“You could see the whole bloody thing,” Mr. Fletcher said.
An accident report from the Naval Aviation Safety Center outlined how the crash occurred and how it could have been easily prevented. Engineers had toyed with the experimental craft’s airflow system, which fed oxygen into the jet engines. Unbeknownst to the pilots, a switch that should have opened the airflow cowls had been mislabeled with scotch tape and advisory lights in the cockpit were switched off as the cowls closed, the report stated, according to prior coverage. About eight seconds after the landing gear on the jet retracted, the cowls shut off completely, choking off the engine.
The pilots couldn’t escape because a handle on the escape capsule had been poorly designed and tended to jam when pulled quickly, Mr. Fletcher said.
“The handle was broken off,” he said. “Probably Ralph broke it off in the process of trying to get out.”
The long forgotten story of Mr. Donnell, 46, and Mr. Wangeman, 29, resurfaced late last year when Aldo Catsaros, a local aeronautics history buff, and Tim Lent, a former Grumman employee, began a plan to place a boulder at the memorial park in Calverton to honor the two pilots. The News-Review featured the story last November, and then last month the Riverhead Town Board informally OK’d bringing in a three-ton boulder, to which a plaque would be affixed.
“It’s absolutely perfect for the plaque,” Mr. Catsaros said in describing the boulder last month.
A few years ago Mr. Fletcher connected with Mr. Donnell’s son, Bruce. Through Bruce, he found recent News-Review coverage of the memorial plans. He hopes to contribute in any way he can, and possibly raise money by sharing the story with retired Grumman workers.
Over the past years, Mr. Fletcher has always loved sharing stories about Mr. Donnell.
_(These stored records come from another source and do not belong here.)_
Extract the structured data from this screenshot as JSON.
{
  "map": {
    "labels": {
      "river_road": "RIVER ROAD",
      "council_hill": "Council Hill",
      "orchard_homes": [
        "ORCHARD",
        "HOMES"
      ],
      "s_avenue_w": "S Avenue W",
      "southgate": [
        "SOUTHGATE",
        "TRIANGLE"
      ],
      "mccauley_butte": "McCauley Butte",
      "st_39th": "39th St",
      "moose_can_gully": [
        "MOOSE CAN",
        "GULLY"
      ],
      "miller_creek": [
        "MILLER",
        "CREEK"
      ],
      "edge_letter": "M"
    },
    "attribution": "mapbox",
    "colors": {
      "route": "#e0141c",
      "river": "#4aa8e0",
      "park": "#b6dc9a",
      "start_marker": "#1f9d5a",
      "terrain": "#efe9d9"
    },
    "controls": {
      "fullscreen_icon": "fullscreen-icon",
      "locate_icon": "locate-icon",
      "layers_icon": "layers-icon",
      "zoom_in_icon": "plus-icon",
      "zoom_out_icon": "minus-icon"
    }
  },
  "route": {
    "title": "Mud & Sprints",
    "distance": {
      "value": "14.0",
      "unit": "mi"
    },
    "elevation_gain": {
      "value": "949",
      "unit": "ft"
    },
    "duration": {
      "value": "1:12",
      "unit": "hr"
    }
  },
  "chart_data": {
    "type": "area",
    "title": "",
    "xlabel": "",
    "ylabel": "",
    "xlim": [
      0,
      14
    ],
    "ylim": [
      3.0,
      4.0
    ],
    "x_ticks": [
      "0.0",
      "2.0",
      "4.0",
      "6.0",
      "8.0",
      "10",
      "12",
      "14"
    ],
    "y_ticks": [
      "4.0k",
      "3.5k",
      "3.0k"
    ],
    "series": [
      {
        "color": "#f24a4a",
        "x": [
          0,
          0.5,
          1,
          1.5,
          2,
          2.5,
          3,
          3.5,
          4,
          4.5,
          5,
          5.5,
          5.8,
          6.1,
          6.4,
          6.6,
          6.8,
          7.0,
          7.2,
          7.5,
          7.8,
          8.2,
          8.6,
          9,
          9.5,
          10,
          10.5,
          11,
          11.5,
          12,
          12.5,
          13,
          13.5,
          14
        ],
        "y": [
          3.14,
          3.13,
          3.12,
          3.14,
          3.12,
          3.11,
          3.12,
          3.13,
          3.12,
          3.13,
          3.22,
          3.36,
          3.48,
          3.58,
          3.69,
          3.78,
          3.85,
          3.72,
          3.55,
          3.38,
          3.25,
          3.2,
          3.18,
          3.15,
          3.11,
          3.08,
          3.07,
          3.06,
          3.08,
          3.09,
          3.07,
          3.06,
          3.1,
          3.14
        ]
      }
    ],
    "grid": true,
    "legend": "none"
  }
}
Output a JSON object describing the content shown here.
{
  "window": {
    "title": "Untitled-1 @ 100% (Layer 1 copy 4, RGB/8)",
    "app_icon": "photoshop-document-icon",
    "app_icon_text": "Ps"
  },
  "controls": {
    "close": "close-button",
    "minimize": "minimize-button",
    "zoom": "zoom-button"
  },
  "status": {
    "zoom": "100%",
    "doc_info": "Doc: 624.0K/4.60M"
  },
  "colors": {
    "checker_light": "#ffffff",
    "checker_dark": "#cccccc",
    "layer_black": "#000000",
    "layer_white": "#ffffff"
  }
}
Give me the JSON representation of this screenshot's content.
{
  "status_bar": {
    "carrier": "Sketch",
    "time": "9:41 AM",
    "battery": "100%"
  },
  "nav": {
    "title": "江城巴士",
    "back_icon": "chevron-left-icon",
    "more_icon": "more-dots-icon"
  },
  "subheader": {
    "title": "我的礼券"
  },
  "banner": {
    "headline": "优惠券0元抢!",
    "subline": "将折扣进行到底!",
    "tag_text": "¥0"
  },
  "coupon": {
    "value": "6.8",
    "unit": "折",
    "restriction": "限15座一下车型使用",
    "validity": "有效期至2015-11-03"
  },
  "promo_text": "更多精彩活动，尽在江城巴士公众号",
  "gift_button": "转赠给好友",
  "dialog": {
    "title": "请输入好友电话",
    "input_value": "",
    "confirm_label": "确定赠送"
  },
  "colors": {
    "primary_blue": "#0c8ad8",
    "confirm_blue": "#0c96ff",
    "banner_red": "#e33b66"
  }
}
He’s even written some of them for the Grumman Retiree Club Newsletter.
Mr. Donnell had been an Army Air Corps fighter pilot during World War II. He flew P-51 Mustangs against the Nazi Luftwaffe. While over enemy territory, Mr. Donnell shot down a German fighter plane, which exploded and tore a wing off his Mustang.
He was captured and held at Stalag Luft III, the same German prisoner-of-war camp featured in the classic war film “The Great Escape.” During that time Mr. Donnell learned to speak German.
Mr. Fletcher tells the story of how that language came in handy years later. It was the 1950s when Grumman was trying to sell the F-11A Tiger fighter jet to Germany. A German group arrived in Calverton, where Mr. Donnell performed a flight demo. He found himself as an unofficial host for the contingent and the foreigners would often speak in German when they didn’t want the hosts to hear what they were saying.
“Ralph never let on that he understood every word until they were about to say goodbye,” Mr. Fletcher said.
Mr. Donnell wished them goodbye, saying “auf wiedersehen,” and told them he hoped they had learned enough on the tour to reach a decision.
The Germans were stunned, Mr. Fletcher said. They asked him how he knew German.
At Stalag Luft III, he responded.
“He was always pulling some kind of stunt,” Mr. Fletcher said.
Photo caption: Ralph ‘Dixie’ Donnell, then a captain in the Army Air Corps, poses on a P-51 Mustang while working as flight instructor at Luke Field in Phoenix, Ariz. Mr. Donnell would later serve as Grumman’s chief test pilot. (Credit: Donnell family, courtesy)
The author is the editor of the Riverhead News-Review and The Suffolk Times. He can be reached at 631-354-8049 or firstname.lastname@example.org.